Gibbons, lawmakers working together on ‘green building’ law |

Gibbons, lawmakers working together on ‘green building’ law

Gov. Jim Gibbons says he and lawmakers are working together to balance the rights of businesses that have applied for tax breaks for building energy efficient buildings and the needs of the state.

The Legislature passed SB567 suspending those tax breaks this week as an emergency measure after being told the breaks approved in 2005 would cost the state upward of $1 billion in revenue over the next decade.

Sen. Randolph Townsend, R-Reno, said he still supports tax breaks for “green buildings” but that the state can’t afford that kind of a financial hit, especially to school budgets.

The tax breaks for constructing energy-efficient buildings were approved by the 2005 Legislature.

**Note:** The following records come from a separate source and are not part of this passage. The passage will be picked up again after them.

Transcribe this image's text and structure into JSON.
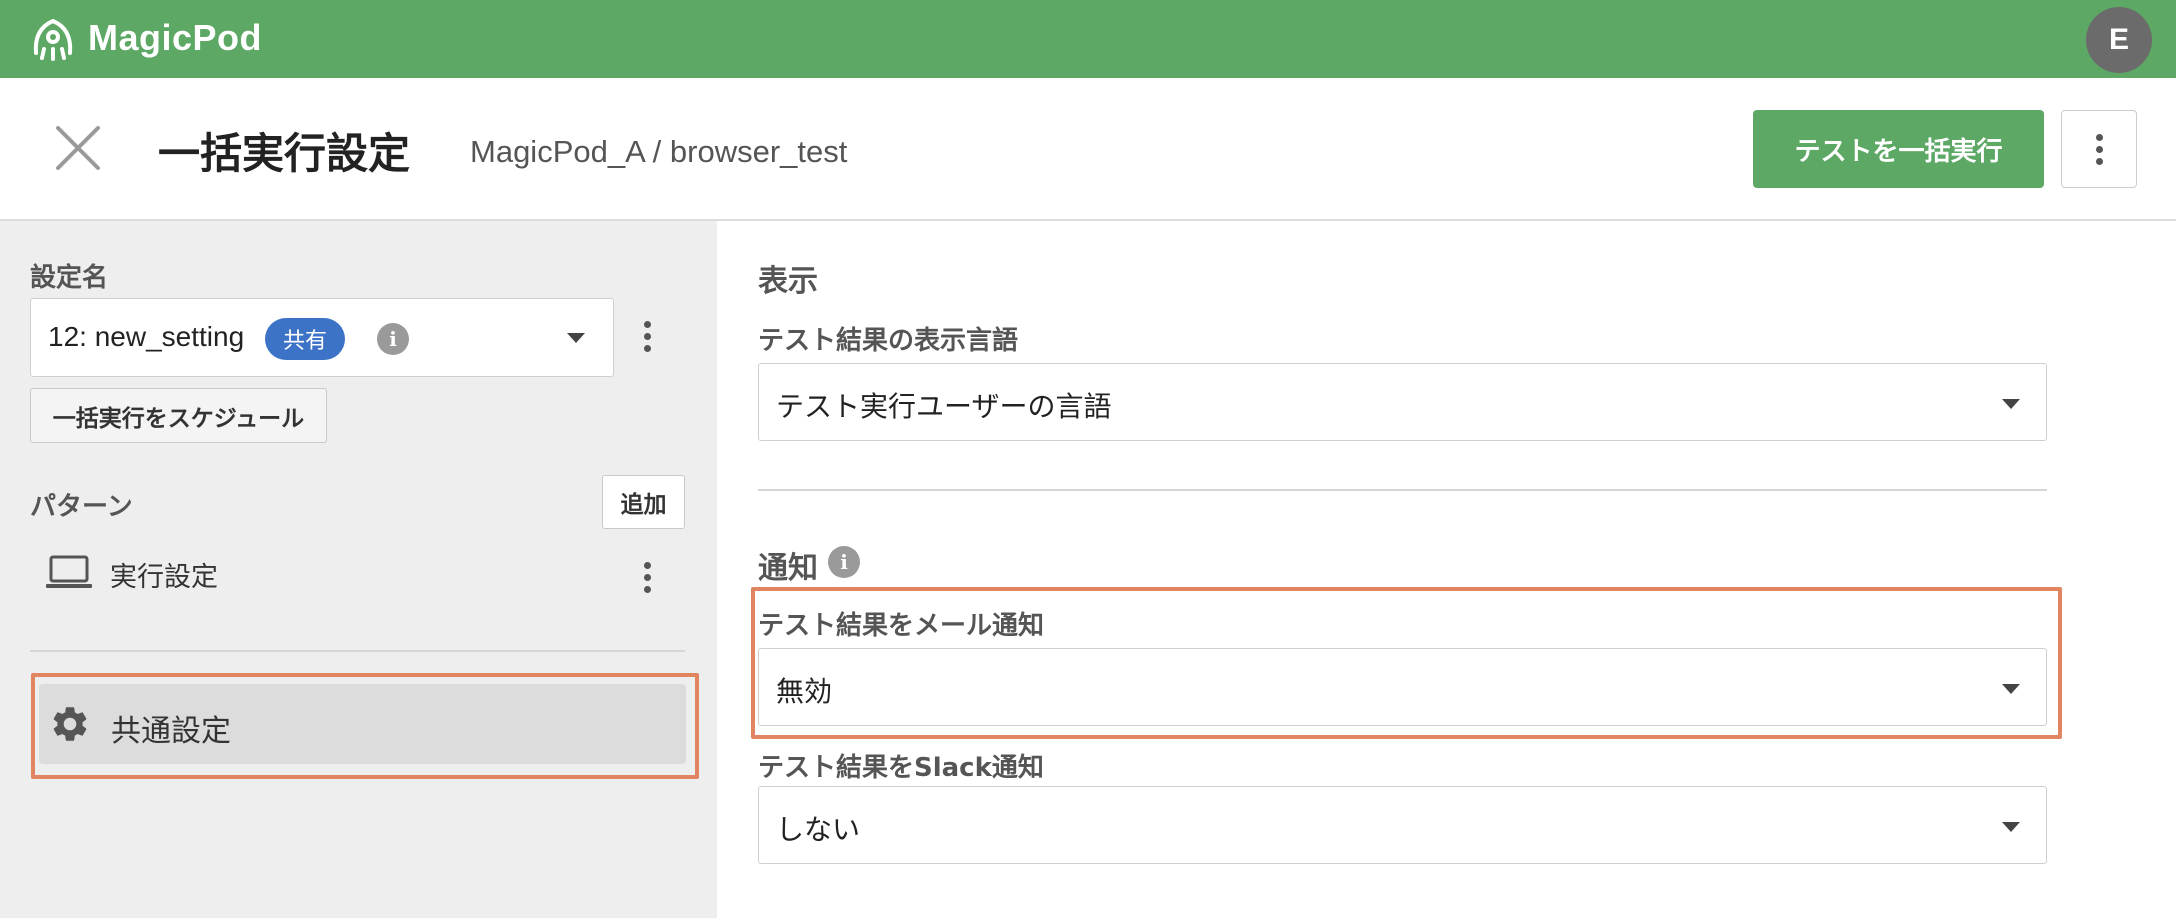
{
  "app": {
    "name": "MagicPod",
    "user_initial": "E"
  },
  "header": {
    "title": "一括実行設定",
    "breadcrumb": "MagicPod_A / browser_test",
    "run_button_label": "テストを一括実行"
  },
  "sidebar": {
    "setting_name_label": "設定名",
    "selected_setting": "12: new_setting",
    "shared_badge": "共有",
    "schedule_button_label": "一括実行をスケジュール",
    "pattern_label": "パターン",
    "add_button_label": "追加",
    "patterns": [
      {
        "label": "実行設定",
        "icon": "laptop-icon"
      }
    ],
    "common_settings_label": "共通設定"
  },
  "main": {
    "display_section": {
      "title": "表示",
      "language_label": "テスト結果の表示言語",
      "language_value": "テスト実行ユーザーの言語"
    },
    "notification_section": {
      "title": "通知",
      "email_label": "テスト結果をメール通知",
      "email_value": "無効",
      "slack_label": "テスト結果をSlack通知",
      "slack_value": "しない"
    }
  },
  "colors": {
    "brand_green": "#5ca864",
    "badge_blue": "#3d73c7",
    "highlight_orange": "#e0855f",
    "sidebar_bg": "#eeeeee"
  }
}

Businesses that qualify are exempted from all but the base 2 percent of Nevada’s sales tax on construction materials and fittings. They also get a property tax break up to 50 percent for 10 years.

But according to records of the hearings, there was never any real discussion of the potential impact those breaks would have on state, school and local government budgets.

And that impact falls on the state because the state is legally required to make up any shortfall in school district revenue.

According to Department of Taxation Records, the sales tax impact on Clark County School District alone for the four projects already approved would exceed $85 million. And the impact from property taxes down the road would be much more.

Reports Thursday were mixed with Gibbons saying he may veto SB567 and his staff denying that.

Friday, he made it clear all parties are working on the problem together, and that he isn’t going to veto it Monday.

“We’re spending some serious time this weekend going through the details of the bill,” said Gibbons. He said that means reviewing the requirements of the original legislation and the regulations implementing the tax breaks.

“There are pitfalls Nevada could fall into, and we must make sure the intent of the legislation is met,” he said. “There are people who have detrimentally relied on this,” he said referring to businesses that have relied on the tax breaks in committing to major construction projects.

He said those businesses that have fully qualified may legally have to be grandfathered in, even if the state changes the rules.

At the same time, he said, “we have to make sure we address the needs of education.”

Gibbons said he, his staff, lawmakers and their experts, will try to reach a consensus on how to change the 2005 law.

• Contact reporter Geoff Dornan at or 687-8750.